Supermodel Kate Upton was pretty clear in her disdain for social media, telling online retailer Net-a-Porter’s fashion magazine Edit: “I feel like social media at this point is kind of bullshit.” Upton pointed to the increasing commercialization of celebrity social media accounts: “At the beginning it was amazing and a lot of fun. It was like, ‘Cool, I can talk to my fans!’ And now I think that we're losing the art of it… Now it's about who has the best marketing, not who has a really good personality.”
Upton also criticized the general atmosphere of hostility and cruelty online, especially surrounding women’s appearances: “ The Internet can be horrible, so I just don't look at it anymore.”

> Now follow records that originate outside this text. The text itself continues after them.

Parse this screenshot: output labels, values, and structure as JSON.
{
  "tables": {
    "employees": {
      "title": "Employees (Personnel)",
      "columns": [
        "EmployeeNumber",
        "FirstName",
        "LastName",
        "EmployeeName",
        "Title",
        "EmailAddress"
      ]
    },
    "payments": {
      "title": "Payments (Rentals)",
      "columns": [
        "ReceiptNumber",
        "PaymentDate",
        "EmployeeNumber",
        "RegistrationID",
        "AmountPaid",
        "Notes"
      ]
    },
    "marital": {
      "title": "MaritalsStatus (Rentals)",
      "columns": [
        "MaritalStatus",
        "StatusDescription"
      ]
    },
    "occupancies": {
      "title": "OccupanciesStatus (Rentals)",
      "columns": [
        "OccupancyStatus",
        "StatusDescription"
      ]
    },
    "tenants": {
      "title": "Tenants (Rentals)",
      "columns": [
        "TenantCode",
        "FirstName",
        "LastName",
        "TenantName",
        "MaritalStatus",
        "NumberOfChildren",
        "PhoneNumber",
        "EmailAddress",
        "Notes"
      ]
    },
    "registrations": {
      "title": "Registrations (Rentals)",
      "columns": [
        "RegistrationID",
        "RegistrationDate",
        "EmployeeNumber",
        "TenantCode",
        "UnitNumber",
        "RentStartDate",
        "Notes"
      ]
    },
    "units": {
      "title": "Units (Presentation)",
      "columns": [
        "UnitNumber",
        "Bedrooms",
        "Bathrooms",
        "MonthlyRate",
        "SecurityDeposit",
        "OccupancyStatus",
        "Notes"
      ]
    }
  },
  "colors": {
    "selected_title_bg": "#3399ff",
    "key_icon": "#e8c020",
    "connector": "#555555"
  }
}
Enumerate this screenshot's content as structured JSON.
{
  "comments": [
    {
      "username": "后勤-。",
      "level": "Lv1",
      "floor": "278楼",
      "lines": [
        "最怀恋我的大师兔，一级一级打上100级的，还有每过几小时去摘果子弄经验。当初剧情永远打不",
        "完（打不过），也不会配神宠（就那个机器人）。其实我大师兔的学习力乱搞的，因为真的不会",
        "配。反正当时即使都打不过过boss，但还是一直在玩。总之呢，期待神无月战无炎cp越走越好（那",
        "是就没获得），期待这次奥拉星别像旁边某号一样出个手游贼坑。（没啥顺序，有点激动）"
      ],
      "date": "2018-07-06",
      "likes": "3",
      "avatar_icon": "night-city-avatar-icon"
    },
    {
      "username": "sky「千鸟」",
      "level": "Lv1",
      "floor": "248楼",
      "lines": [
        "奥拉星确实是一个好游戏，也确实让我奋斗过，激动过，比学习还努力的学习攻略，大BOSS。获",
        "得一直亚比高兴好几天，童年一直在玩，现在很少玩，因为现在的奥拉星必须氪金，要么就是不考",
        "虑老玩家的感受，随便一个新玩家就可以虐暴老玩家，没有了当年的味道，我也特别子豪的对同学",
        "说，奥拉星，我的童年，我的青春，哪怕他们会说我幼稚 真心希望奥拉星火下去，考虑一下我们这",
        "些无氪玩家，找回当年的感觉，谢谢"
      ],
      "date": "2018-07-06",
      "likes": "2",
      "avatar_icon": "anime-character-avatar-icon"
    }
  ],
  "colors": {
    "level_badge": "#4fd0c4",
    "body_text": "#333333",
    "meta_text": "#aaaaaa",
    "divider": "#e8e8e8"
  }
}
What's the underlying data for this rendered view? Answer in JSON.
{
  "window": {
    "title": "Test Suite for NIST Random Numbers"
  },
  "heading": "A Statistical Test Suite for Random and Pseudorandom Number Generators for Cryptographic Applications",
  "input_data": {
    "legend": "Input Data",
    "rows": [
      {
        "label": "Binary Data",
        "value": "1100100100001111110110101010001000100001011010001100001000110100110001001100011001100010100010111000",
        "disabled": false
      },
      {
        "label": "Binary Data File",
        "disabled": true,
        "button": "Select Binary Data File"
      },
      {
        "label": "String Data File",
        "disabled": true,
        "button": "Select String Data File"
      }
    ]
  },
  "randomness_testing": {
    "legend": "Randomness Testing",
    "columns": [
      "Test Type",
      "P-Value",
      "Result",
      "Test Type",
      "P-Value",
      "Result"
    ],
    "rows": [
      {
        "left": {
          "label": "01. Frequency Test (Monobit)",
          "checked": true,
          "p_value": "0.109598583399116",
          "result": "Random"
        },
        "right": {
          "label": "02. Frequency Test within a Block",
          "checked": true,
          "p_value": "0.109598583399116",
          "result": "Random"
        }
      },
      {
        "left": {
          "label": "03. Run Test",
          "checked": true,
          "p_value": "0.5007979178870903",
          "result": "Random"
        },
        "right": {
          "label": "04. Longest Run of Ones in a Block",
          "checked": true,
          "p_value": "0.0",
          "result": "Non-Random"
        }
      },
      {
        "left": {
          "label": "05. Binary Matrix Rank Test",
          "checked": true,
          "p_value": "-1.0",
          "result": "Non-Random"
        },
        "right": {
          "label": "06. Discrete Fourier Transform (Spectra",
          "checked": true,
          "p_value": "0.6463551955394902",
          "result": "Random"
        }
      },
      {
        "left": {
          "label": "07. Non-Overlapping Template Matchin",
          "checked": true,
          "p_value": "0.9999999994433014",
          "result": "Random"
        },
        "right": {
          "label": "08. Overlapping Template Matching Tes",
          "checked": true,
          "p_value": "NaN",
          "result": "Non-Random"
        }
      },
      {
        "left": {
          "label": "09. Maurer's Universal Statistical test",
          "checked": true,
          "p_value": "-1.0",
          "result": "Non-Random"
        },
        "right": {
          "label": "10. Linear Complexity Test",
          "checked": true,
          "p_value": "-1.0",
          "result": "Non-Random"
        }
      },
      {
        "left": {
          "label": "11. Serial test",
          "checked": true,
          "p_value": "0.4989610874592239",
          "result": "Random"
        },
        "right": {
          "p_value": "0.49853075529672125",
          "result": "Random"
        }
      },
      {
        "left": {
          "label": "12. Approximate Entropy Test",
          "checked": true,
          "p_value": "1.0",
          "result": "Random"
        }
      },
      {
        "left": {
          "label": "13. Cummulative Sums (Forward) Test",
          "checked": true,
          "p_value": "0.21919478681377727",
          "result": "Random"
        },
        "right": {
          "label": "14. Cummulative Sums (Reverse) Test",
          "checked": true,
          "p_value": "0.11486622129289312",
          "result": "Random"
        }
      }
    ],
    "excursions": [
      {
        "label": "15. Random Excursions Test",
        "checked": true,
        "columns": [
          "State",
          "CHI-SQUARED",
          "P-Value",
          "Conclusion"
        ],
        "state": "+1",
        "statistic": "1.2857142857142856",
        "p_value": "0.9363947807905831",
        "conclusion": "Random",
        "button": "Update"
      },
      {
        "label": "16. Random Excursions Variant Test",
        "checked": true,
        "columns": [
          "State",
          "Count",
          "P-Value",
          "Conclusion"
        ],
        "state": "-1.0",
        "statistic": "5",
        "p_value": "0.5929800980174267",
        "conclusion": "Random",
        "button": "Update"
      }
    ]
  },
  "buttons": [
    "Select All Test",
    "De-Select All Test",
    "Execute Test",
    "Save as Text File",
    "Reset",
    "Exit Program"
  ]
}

Also this week, in an interview with the AP, rapper Iggy Azalea said she plans to continue her hiatus from social media indefinitely: “Yeah -- so nice not to be on social media so I'm kind of going to continue that until, maybe forever.” Azalea announced that she was leaving Twitter last month after a very public argument with rappers Azealia Banks and Q-Tip, followed by an outpouring of fairly vicious comments about her appearance while wearing a bikini.
As always when I write about this topic, I feel the need to explain my interest and why I think it's important. Basically, I think that we may already be in the midst of a “Great Moderation” in social media usage, as people -- especially teenagers -- begin to gain more perspective on social media’s benefits and drawbacks. And while they are not likely to listen to advice from the likes of washed-up old people who are totes over the hill, they may well be inspired by the examples of their favorite supermodels and rappers. At least, I can only hope so.